Required work: Pick out each line in these entries that contains the string "info".

Data for review:
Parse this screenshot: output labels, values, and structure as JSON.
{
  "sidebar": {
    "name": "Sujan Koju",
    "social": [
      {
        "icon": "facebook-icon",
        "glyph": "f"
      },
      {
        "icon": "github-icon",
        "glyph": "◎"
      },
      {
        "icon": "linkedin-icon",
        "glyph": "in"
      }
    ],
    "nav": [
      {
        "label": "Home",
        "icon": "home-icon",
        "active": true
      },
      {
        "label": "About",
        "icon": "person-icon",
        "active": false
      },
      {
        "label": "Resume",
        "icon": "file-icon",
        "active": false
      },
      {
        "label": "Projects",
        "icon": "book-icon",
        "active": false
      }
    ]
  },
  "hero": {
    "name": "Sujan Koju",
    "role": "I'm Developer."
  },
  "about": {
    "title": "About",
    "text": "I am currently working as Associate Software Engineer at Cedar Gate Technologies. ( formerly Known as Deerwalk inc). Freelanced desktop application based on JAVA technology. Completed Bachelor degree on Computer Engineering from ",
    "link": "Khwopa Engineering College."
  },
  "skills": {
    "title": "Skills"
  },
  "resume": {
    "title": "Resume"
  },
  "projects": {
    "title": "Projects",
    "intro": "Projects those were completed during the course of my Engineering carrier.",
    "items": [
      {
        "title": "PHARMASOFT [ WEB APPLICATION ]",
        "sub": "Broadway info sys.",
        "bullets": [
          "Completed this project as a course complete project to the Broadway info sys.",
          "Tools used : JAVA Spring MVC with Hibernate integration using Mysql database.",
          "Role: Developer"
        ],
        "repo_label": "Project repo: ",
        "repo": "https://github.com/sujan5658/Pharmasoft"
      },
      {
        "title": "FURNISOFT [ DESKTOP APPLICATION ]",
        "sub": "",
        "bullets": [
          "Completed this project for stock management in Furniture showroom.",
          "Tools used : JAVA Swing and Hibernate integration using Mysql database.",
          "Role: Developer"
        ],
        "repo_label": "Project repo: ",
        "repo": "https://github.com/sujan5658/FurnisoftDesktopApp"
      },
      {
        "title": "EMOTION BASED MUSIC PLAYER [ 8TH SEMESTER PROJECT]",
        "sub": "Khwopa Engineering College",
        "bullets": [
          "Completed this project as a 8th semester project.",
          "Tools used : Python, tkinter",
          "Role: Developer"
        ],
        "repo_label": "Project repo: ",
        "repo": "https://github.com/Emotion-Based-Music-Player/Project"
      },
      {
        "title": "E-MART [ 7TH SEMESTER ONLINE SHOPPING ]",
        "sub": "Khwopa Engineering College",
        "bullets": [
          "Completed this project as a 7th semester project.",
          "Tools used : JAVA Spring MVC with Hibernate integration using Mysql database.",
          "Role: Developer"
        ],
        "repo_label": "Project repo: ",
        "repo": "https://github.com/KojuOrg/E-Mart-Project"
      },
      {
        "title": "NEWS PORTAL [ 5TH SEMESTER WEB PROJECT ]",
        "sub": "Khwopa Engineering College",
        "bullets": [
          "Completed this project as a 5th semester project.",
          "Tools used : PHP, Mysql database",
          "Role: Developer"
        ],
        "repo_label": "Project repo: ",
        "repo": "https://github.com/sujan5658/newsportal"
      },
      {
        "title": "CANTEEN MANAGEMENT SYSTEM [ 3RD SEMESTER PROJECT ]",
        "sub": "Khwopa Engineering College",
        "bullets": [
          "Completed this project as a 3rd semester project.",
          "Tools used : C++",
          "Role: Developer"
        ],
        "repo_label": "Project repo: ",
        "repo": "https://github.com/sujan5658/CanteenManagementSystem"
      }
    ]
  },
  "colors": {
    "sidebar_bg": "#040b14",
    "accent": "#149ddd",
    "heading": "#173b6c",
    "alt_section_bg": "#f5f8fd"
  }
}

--

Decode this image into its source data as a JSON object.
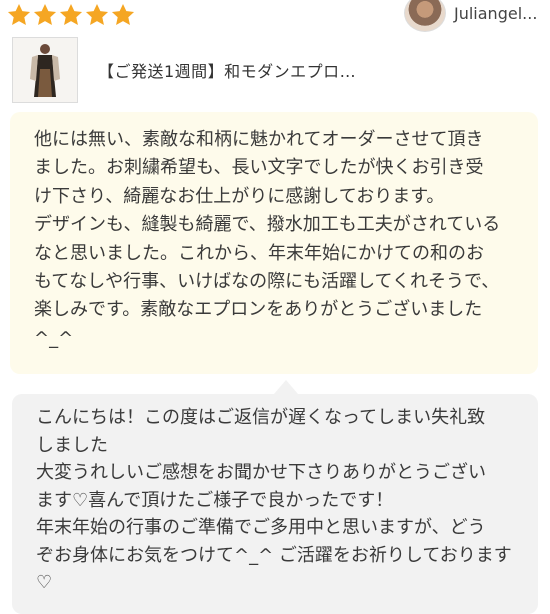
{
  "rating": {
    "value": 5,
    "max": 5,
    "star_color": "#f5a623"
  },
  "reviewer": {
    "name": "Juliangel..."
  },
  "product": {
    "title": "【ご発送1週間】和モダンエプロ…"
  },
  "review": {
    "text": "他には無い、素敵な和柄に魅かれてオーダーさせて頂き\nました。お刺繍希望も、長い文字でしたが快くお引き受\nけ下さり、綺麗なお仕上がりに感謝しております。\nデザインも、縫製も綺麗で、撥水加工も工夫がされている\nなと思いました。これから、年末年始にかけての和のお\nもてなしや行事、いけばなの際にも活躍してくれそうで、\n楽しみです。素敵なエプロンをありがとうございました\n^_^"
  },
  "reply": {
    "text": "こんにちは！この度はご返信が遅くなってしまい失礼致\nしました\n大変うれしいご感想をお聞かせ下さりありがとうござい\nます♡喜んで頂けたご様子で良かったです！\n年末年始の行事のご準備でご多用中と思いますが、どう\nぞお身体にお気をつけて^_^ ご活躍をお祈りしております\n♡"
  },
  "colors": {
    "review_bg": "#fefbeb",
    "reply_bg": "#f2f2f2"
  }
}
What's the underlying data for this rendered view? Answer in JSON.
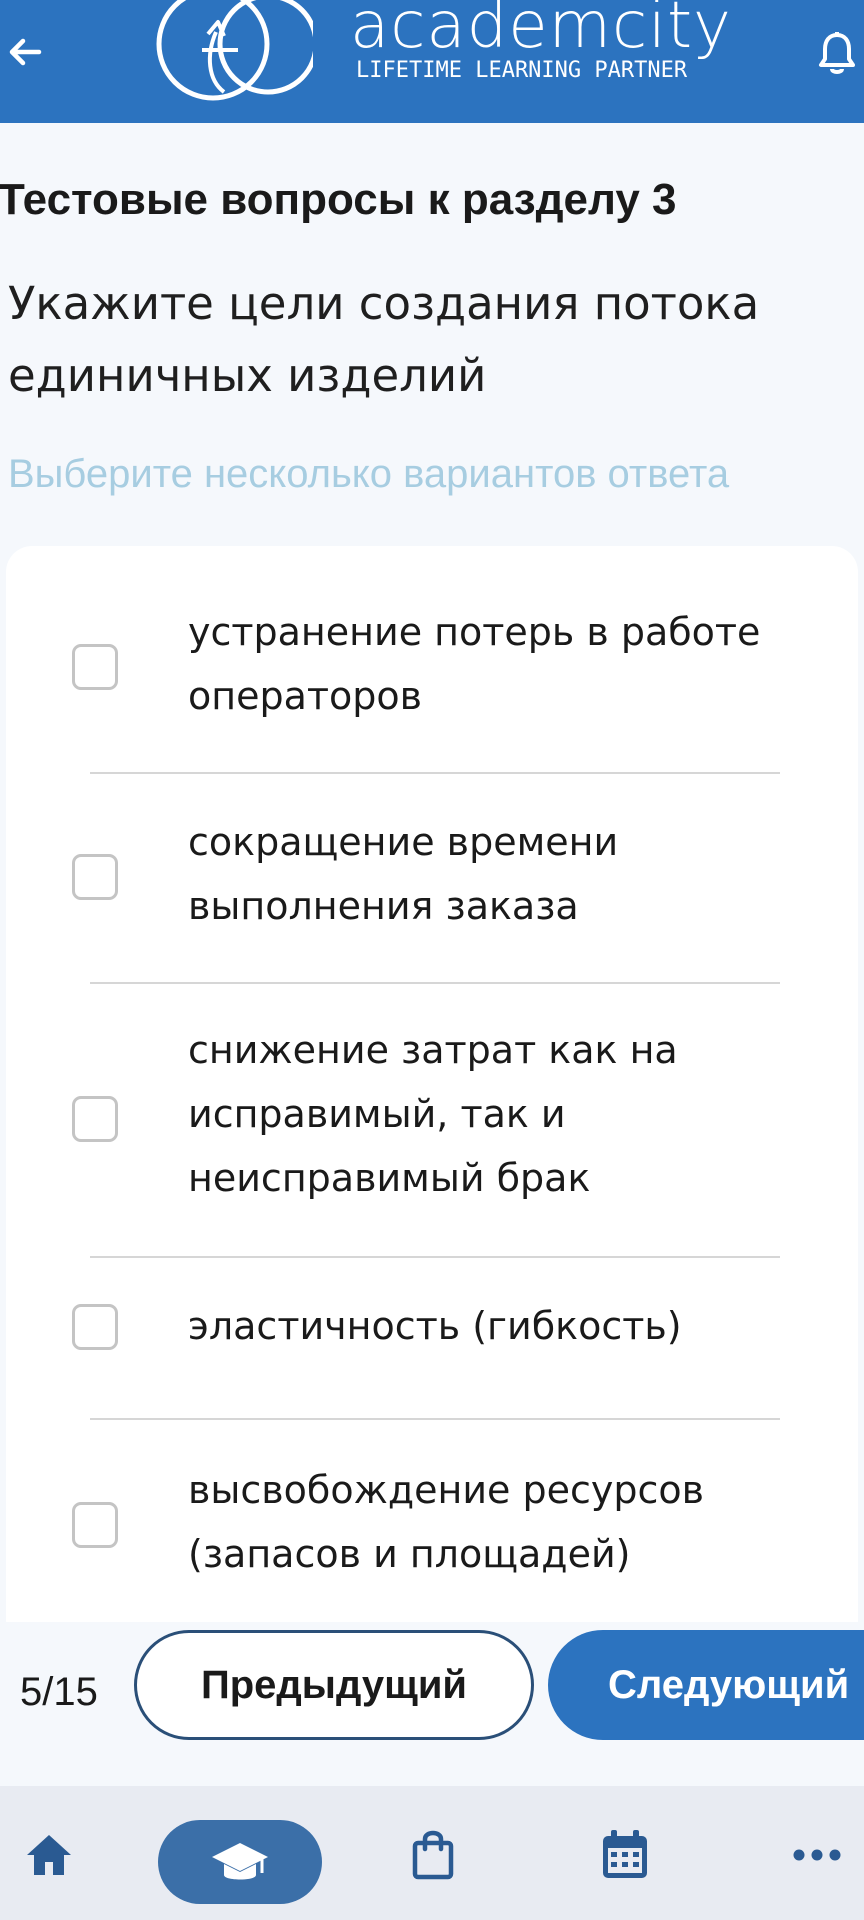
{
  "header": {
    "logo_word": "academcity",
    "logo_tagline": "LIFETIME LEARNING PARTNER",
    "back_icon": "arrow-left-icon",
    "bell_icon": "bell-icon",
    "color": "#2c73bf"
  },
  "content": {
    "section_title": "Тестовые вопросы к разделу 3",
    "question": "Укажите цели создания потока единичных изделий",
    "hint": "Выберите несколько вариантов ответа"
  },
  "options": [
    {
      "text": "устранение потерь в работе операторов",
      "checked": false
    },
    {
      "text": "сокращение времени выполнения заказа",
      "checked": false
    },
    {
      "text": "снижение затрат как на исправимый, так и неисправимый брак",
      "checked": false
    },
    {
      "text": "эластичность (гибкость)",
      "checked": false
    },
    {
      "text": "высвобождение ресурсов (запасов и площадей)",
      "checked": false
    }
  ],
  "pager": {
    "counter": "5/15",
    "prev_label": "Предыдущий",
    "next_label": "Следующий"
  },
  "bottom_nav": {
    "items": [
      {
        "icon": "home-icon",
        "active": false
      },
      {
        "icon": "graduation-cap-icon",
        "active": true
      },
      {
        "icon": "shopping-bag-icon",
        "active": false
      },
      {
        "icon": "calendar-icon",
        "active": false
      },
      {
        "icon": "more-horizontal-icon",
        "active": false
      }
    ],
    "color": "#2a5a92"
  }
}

Expected output:
        "sub": "Broadway info sys.",
          "Completed this project as a course complete project to the Broadway info sys.",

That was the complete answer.